Recently a friend wrote a blog about plotting vs. pantsing; it appears there is a new “danger” and meaning related to pantsing.
For some time people at my place of employment have been talking about the need to not sit for extended periods of time. I’ve heard hints of this in the popular press, too, and I am a participant in a long-term, nationwide study that asks a question about how many hours a day you SIT. If this anti-sitting research pans out, it appears writers are at risk for ailments not associated with writing in the past. Diabetes. Heart disease. Obesity and probably other ailments as well. Much of the research appears to have come from Australia, with interest shown by many other health care professionals.

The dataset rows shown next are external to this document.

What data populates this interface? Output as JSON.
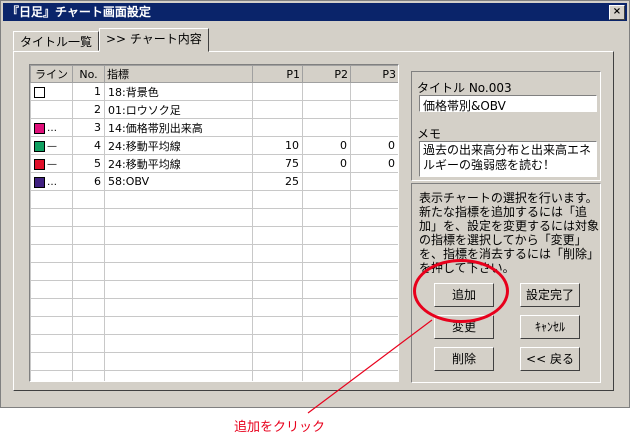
{
  "window": {
    "title": "『日足』チャート画面設定",
    "close_label": "×"
  },
  "tabs": [
    {
      "label": "タイトル一覧"
    },
    {
      "label": ">> チャート内容"
    }
  ],
  "grid": {
    "columns": [
      "ライン",
      "No.",
      "指標",
      "P1",
      "P2",
      "P3"
    ],
    "rows": [
      {
        "color": "#ffffff",
        "style": "",
        "no": "1",
        "name": "18:背景色",
        "p1": "",
        "p2": "",
        "p3": ""
      },
      {
        "color": "",
        "style": "",
        "no": "2",
        "name": "01:ロウソク足",
        "p1": "",
        "p2": "",
        "p3": ""
      },
      {
        "color": "#e0107a",
        "style": "…",
        "no": "3",
        "name": "14:価格帯別出来高",
        "p1": "",
        "p2": "",
        "p3": ""
      },
      {
        "color": "#10a060",
        "style": "—",
        "no": "4",
        "name": "24:移動平均線",
        "p1": "10",
        "p2": "0",
        "p3": "0"
      },
      {
        "color": "#e0102a",
        "style": "—",
        "no": "5",
        "name": "24:移動平均線",
        "p1": "75",
        "p2": "0",
        "p3": "0"
      },
      {
        "color": "#402080",
        "style": "…",
        "no": "6",
        "name": "58:OBV",
        "p1": "25",
        "p2": "",
        "p3": ""
      }
    ]
  },
  "title_field": {
    "label": "タイトル No.003",
    "value": "価格帯別&OBV"
  },
  "memo_field": {
    "label": "メモ",
    "value": "過去の出来高分布と出来高エネルギーの強弱感を読む！"
  },
  "description": "表示チャートの選択を行います。新たな指標を追加するには「追加」を、設定を変更するには対象の指標を選択してから「変更」を、指標を消去するには「削除」を押して下さい。",
  "buttons": {
    "add": "追加",
    "done": "設定完了",
    "change": "変更",
    "cancel": "ｷｬﾝｾﾙ",
    "delete": "削除",
    "back": "<< 戻る"
  },
  "annotation": {
    "text": "追加をクリック",
    "color": "#e8001c"
  }
}
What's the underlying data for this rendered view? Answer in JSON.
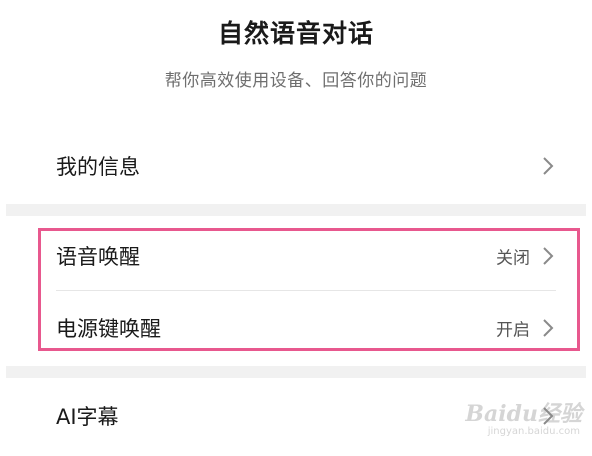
{
  "header": {
    "title": "自然语音对话",
    "subtitle": "帮你高效使用设备、回答你的问题"
  },
  "rows": [
    {
      "label": "我的信息",
      "value": "",
      "icon": "chevron-right-icon"
    },
    {
      "label": "语音唤醒",
      "value": "关闭",
      "icon": "chevron-right-icon"
    },
    {
      "label": "电源键唤醒",
      "value": "开启",
      "icon": "chevron-right-icon"
    },
    {
      "label": "AI字幕",
      "value": "",
      "icon": "chevron-right-icon"
    }
  ],
  "highlight_color": "#e8588e",
  "watermark": {
    "text": "Baidu经验",
    "url_text": "jingyan.baidu.com"
  }
}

Probably most of us think, “Oh, I walk for a half hour a day, or ride my bike for two hours, or exercise on the weekend,” but what this research is saying is that that is not enough and what we need to do is stop sitting for extended periods of time. Exactly what constitutes an “extended” period of time I do not currently know, nor do I know how much time you have to stand up and move around to counteract the effects. Does standing and walking down the stairs to pour coffee provide enough of a break when you’ve been sitting for three hours editing a manuscript? Probably not.
2/20/12 UPDATE: It looks like this could be even more of a concern for older writers. Younger writers turn into older writers on a daily basis, so it most likely is best to establish new habits NOW.

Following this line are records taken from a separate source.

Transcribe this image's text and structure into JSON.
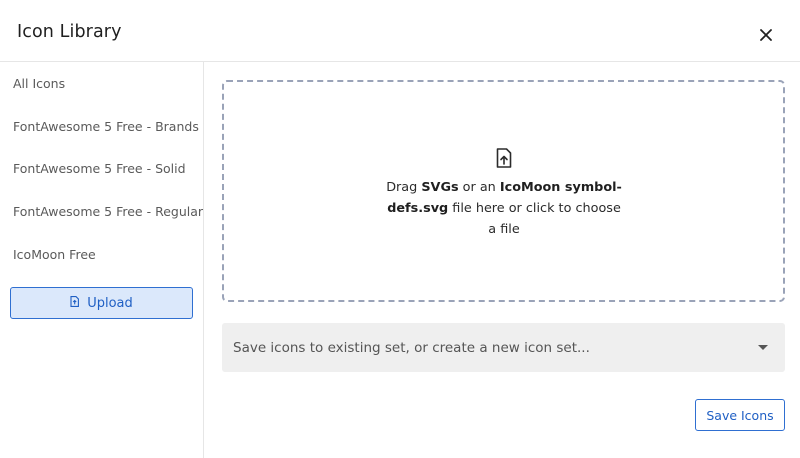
{
  "dialog": {
    "title": "Icon Library",
    "close_icon": "close-icon"
  },
  "sidebar": {
    "items": [
      {
        "label": "All Icons"
      },
      {
        "label": "FontAwesome 5 Free - Brands"
      },
      {
        "label": "FontAwesome 5 Free - Solid"
      },
      {
        "label": "FontAwesome 5 Free - Regular"
      },
      {
        "label": "IcoMoon Free"
      }
    ],
    "upload_button": {
      "label": "Upload",
      "icon": "file-upload-icon"
    }
  },
  "dropzone": {
    "icon": "file-upload-icon",
    "text_prefix": "Drag ",
    "text_strong1": "SVGs",
    "text_mid": " or an ",
    "text_strong2": "IcoMoon symbol-defs.svg",
    "text_suffix": " file here or click to choose a file"
  },
  "icon_set_select": {
    "placeholder": "Save icons to existing set, or create a new icon set...",
    "caret_icon": "caret-down-icon"
  },
  "save_button": {
    "label": "Save Icons"
  },
  "colors": {
    "accent": "#2f6fd1",
    "upload_bg": "#dbe8fb",
    "select_bg": "#efefef",
    "dropzone_border": "#9aa3b8"
  }
}
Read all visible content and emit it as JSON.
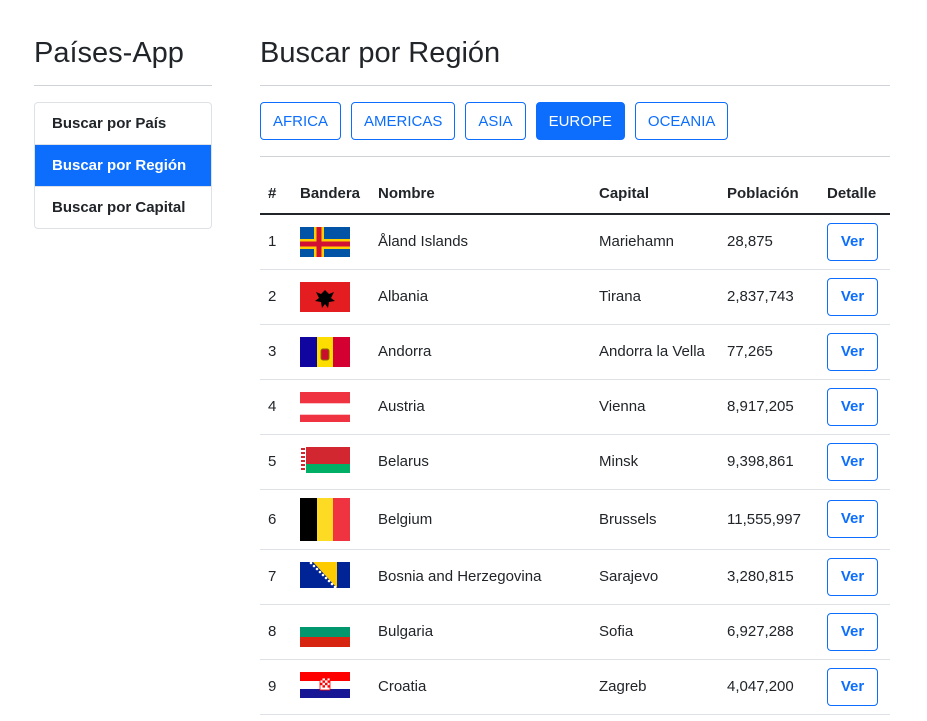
{
  "sidebar": {
    "title": "Países-App",
    "items": [
      {
        "label": "Buscar por País"
      },
      {
        "label": "Buscar por Región"
      },
      {
        "label": "Buscar por Capital"
      }
    ]
  },
  "main": {
    "title": "Buscar por Región",
    "regions": [
      "AFRICA",
      "AMERICAS",
      "ASIA",
      "EUROPE",
      "OCEANIA"
    ],
    "selected_region": "EUROPE"
  },
  "table": {
    "headers": [
      "#",
      "Bandera",
      "Nombre",
      "Capital",
      "Población",
      "Detalle"
    ],
    "rows": [
      {
        "n": "1",
        "flag": "aland-flag",
        "name": "Åland Islands",
        "capital": "Mariehamn",
        "population": "28,875",
        "action": "Ver"
      },
      {
        "n": "2",
        "flag": "albania-flag",
        "name": "Albania",
        "capital": "Tirana",
        "population": "2,837,743",
        "action": "Ver"
      },
      {
        "n": "3",
        "flag": "andorra-flag",
        "name": "Andorra",
        "capital": "Andorra la Vella",
        "population": "77,265",
        "action": "Ver"
      },
      {
        "n": "4",
        "flag": "austria-flag",
        "name": "Austria",
        "capital": "Vienna",
        "population": "8,917,205",
        "action": "Ver"
      },
      {
        "n": "5",
        "flag": "belarus-flag",
        "name": "Belarus",
        "capital": "Minsk",
        "population": "9,398,861",
        "action": "Ver"
      },
      {
        "n": "6",
        "flag": "belgium-flag",
        "name": "Belgium",
        "capital": "Brussels",
        "population": "11,555,997",
        "action": "Ver"
      },
      {
        "n": "7",
        "flag": "bosnia-flag",
        "name": "Bosnia and Herzegovina",
        "capital": "Sarajevo",
        "population": "3,280,815",
        "action": "Ver"
      },
      {
        "n": "8",
        "flag": "bulgaria-flag",
        "name": "Bulgaria",
        "capital": "Sofia",
        "population": "6,927,288",
        "action": "Ver"
      },
      {
        "n": "9",
        "flag": "croatia-flag",
        "name": "Croatia",
        "capital": "Zagreb",
        "population": "4,047,200",
        "action": "Ver"
      }
    ]
  },
  "colors": {
    "primary": "#0d6efd",
    "text": "#212529",
    "border": "#dee2e6"
  }
}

The best advice at the moment might be to set a timer and get up and stretch every hour or so. Dance. If you’re at home, vacuum, run down to the basement to fold the wash, walk to the store. If you can find a place to use your laptop while standing, do that for part of the day. If you’re at writing group, stand up and discuss the writing for at least five minutes of every hour. Just don’t sit in your seat staring at the screen for hours at a time.

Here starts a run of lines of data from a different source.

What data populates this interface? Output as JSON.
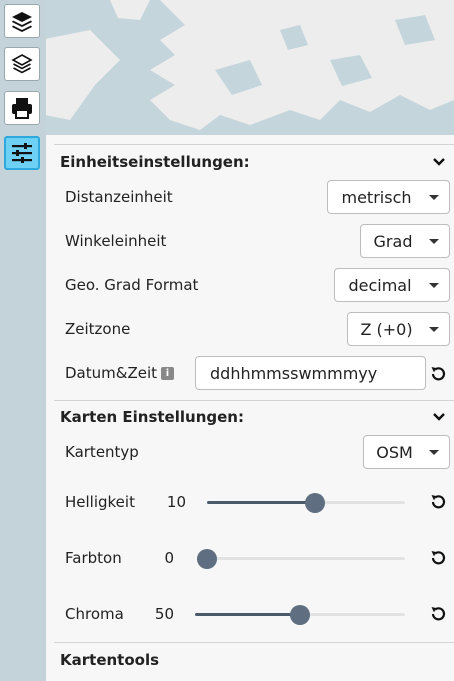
{
  "toolbar": {
    "buttons": [
      {
        "name": "layers-icon"
      },
      {
        "name": "layers-outline-icon"
      },
      {
        "name": "print-icon"
      },
      {
        "name": "sliders-icon",
        "active": true
      }
    ]
  },
  "unit_settings": {
    "title": "Einheitseinstellungen:",
    "distance": {
      "label": "Distanzeinheit",
      "value": "metrisch"
    },
    "angle": {
      "label": "Winkeleinheit",
      "value": "Grad"
    },
    "geo_format": {
      "label": "Geo. Grad Format",
      "value": "decimal"
    },
    "timezone": {
      "label": "Zeitzone",
      "value": "Z (+0)"
    },
    "datetime": {
      "label": "Datum&Zeit",
      "info_icon": "i",
      "value": "ddhhmmsswmmmyy"
    }
  },
  "map_settings": {
    "title": "Karten Einstellungen:",
    "map_type": {
      "label": "Kartentyp",
      "value": "OSM"
    },
    "brightness": {
      "label": "Helligkeit",
      "value": "10",
      "min": -100,
      "max": 100,
      "level": 10
    },
    "hue": {
      "label": "Farbton",
      "value": "0",
      "min": 0,
      "max": 360,
      "level": 0
    },
    "chroma": {
      "label": "Chroma",
      "value": "50",
      "min": 0,
      "max": 100,
      "level": 50
    }
  },
  "map_tools": {
    "title": "Kartentools"
  },
  "colors": {
    "active_tool": "#6fd0f5",
    "panel_bg": "#f7f7f7",
    "slider": "#5f6e80"
  }
}
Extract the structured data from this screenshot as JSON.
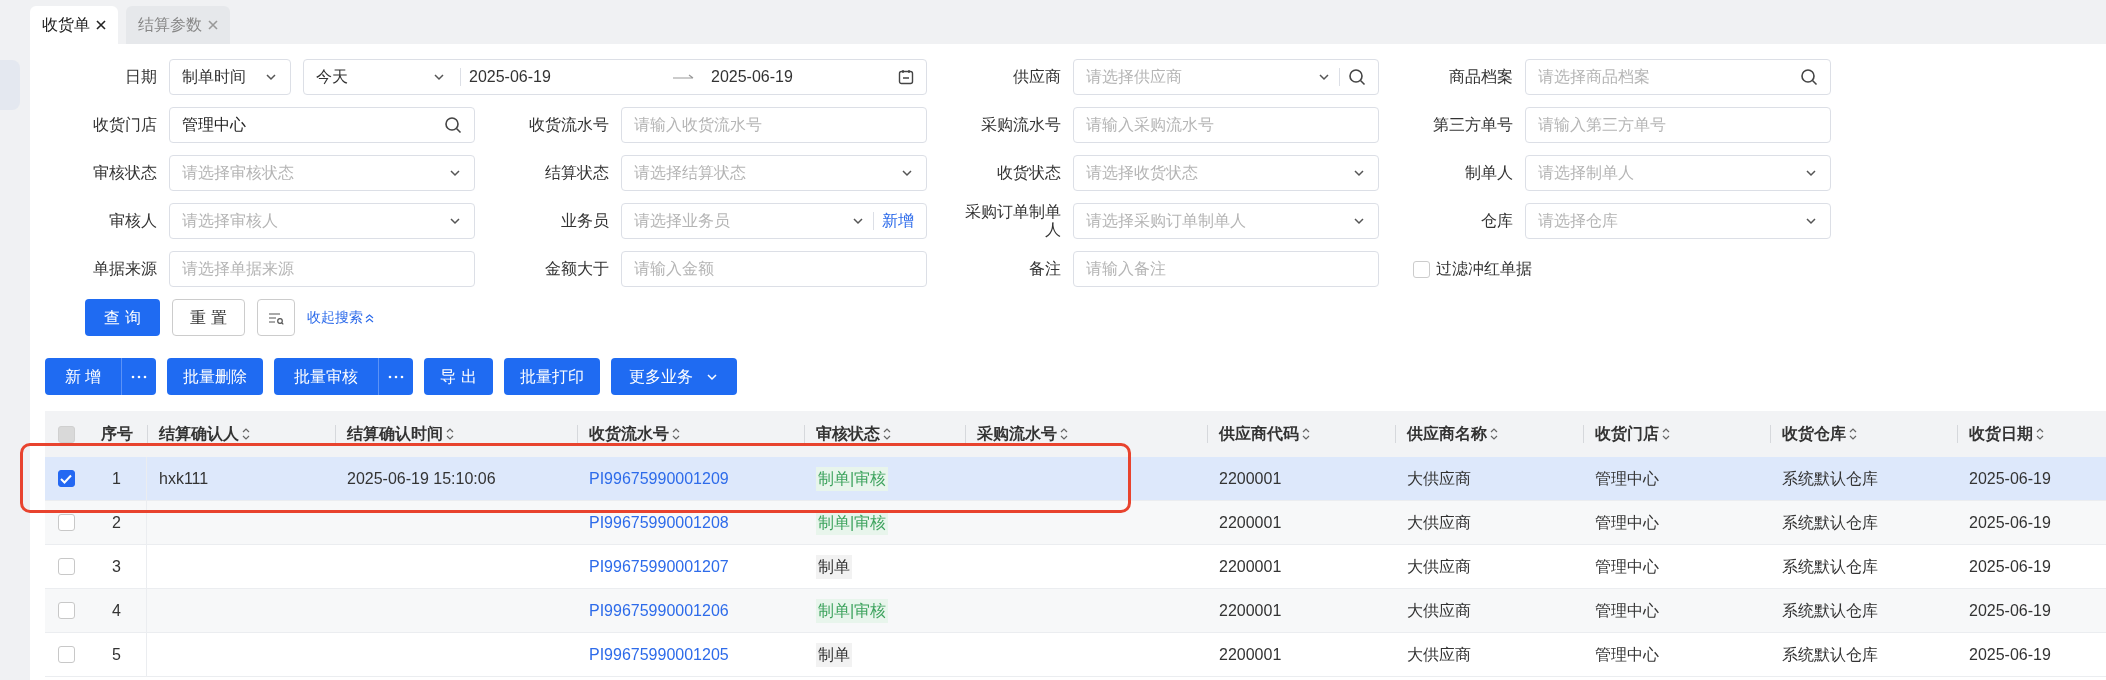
{
  "tabs": [
    {
      "label": "收货单",
      "selected": true
    },
    {
      "label": "结算参数",
      "selected": false
    }
  ],
  "filters": [
    {
      "kind": "date",
      "label": "日期",
      "type_value": "制单时间",
      "preset": "今天",
      "start": "2025-06-19",
      "end": "2025-06-19"
    },
    {
      "kind": "select-search",
      "label": "供应商",
      "placeholder": "请选择供应商"
    },
    {
      "kind": "search",
      "label": "商品档案",
      "placeholder": "请选择商品档案"
    },
    {
      "kind": "search",
      "label": "收货门店",
      "value": "管理中心"
    },
    {
      "kind": "input",
      "label": "收货流水号",
      "placeholder": "请输入收货流水号"
    },
    {
      "kind": "input",
      "label": "采购流水号",
      "placeholder": "请输入采购流水号"
    },
    {
      "kind": "input",
      "label": "第三方单号",
      "placeholder": "请输入第三方单号"
    },
    {
      "kind": "select",
      "label": "审核状态",
      "placeholder": "请选择审核状态"
    },
    {
      "kind": "select",
      "label": "结算状态",
      "placeholder": "请选择结算状态"
    },
    {
      "kind": "select",
      "label": "收货状态",
      "placeholder": "请选择收货状态"
    },
    {
      "kind": "select",
      "label": "制单人",
      "placeholder": "请选择制单人"
    },
    {
      "kind": "select",
      "label": "审核人",
      "placeholder": "请选择审核人"
    },
    {
      "kind": "select",
      "label": "业务员",
      "placeholder": "请选择业务员",
      "link": "新增"
    },
    {
      "kind": "select",
      "label": "采购订单制单人",
      "placeholder": "请选择采购订单制单人"
    },
    {
      "kind": "select",
      "label": "仓库",
      "placeholder": "请选择仓库"
    },
    {
      "kind": "input",
      "label": "单据来源",
      "placeholder": "请选择单据来源"
    },
    {
      "kind": "input",
      "label": "金额大于",
      "placeholder": "请输入金额"
    },
    {
      "kind": "input",
      "label": "备注",
      "placeholder": "请输入备注"
    },
    {
      "kind": "checkbox",
      "label": "过滤冲红单据",
      "checked": false
    }
  ],
  "search_actions": {
    "query": "查 询",
    "reset": "重 置",
    "collapse": "收起搜索"
  },
  "toolbar": [
    {
      "label": "新 增",
      "kind": "split"
    },
    {
      "label": "批量删除",
      "kind": "plain"
    },
    {
      "label": "批量审核",
      "kind": "split"
    },
    {
      "label": "导 出",
      "kind": "plain"
    },
    {
      "label": "批量打印",
      "kind": "plain"
    },
    {
      "label": "更多业务",
      "kind": "dropdown"
    }
  ],
  "table": {
    "header_checkbox": {
      "disabled": true
    },
    "columns": [
      {
        "label": "序号",
        "sortable": false
      },
      {
        "label": "结算确认人",
        "sortable": true
      },
      {
        "label": "结算确认时间",
        "sortable": true
      },
      {
        "label": "收货流水号",
        "sortable": true
      },
      {
        "label": "审核状态",
        "sortable": true
      },
      {
        "label": "采购流水号",
        "sortable": true
      },
      {
        "label": "供应商代码",
        "sortable": true
      },
      {
        "label": "供应商名称",
        "sortable": true
      },
      {
        "label": "收货门店",
        "sortable": true
      },
      {
        "label": "收货仓库",
        "sortable": true
      },
      {
        "label": "收货日期",
        "sortable": true
      }
    ],
    "rows": [
      {
        "selected": true,
        "checked": true,
        "framed": true,
        "no": "1",
        "confirmer": "hxk111",
        "confirm_time": "2025-06-19 15:10:06",
        "receipt_no": "PI99675990001209",
        "status": {
          "text": "制单|审核",
          "kind": "approved"
        },
        "supplier_code": "2200001",
        "supplier_name": "大供应商",
        "store": "管理中心",
        "warehouse": "系统默认仓库",
        "date": "2025-06-19"
      },
      {
        "selected": false,
        "checked": false,
        "framed": false,
        "no": "2",
        "receipt_no": "PI99675990001208",
        "status": {
          "text": "制单|审核",
          "kind": "approved"
        },
        "supplier_code": "2200001",
        "supplier_name": "大供应商",
        "store": "管理中心",
        "warehouse": "系统默认仓库",
        "date": "2025-06-19"
      },
      {
        "selected": false,
        "checked": false,
        "framed": false,
        "no": "3",
        "receipt_no": "PI99675990001207",
        "status": {
          "text": "制单",
          "kind": "draft"
        },
        "supplier_code": "2200001",
        "supplier_name": "大供应商",
        "store": "管理中心",
        "warehouse": "系统默认仓库",
        "date": "2025-06-19"
      },
      {
        "selected": false,
        "checked": false,
        "framed": false,
        "no": "4",
        "receipt_no": "PI99675990001206",
        "status": {
          "text": "制单|审核",
          "kind": "approved"
        },
        "supplier_code": "2200001",
        "supplier_name": "大供应商",
        "store": "管理中心",
        "warehouse": "系统默认仓库",
        "date": "2025-06-19"
      },
      {
        "selected": false,
        "checked": false,
        "framed": false,
        "no": "5",
        "receipt_no": "PI99675990001205",
        "status": {
          "text": "制单",
          "kind": "draft"
        },
        "supplier_code": "2200001",
        "supplier_name": "大供应商",
        "store": "管理中心",
        "warehouse": "系统默认仓库",
        "date": "2025-06-19"
      }
    ]
  }
}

This cutting edge research gives new meaning to the word pantser, but unfortunately, it applies to plotters, too!!
Here is the Abstract for one of the original articles from European Endocrinology:
‘Too Much Sitting’ and Metabolic Risk – Has Modern Technology Caught Up with Us?
David W Dunstan,1–5 Genevieve N Healy,1,3 Takemi Sugiyama3 and Neville Owen3
Recent epidemiological evidence suggests that prolonged sitting (sedentary behaviour: time spent in behaviours that have very low energy expenditure, such as television viewing and desk-bound work) has deleterious cardiovascular and metabolic correlates, which are present even among adults who meet physical activity and health guidelines. Further advances in communication technology and other labour-saving innovations make it likely that the ubiquitous opportunities for sedentary behaviour that currently exist will become even more prevalent in the future. We present evidence that sedentary behaviour (too much sitting) is an important stand-alone component of the physical activity and health equation, particularly in relation to cardio-metabolic risk, and discuss whether it is now time to consider public health and clinical guidelines on reducing prolonged sitting time that are in addition to those promoting regular participation in physical activity.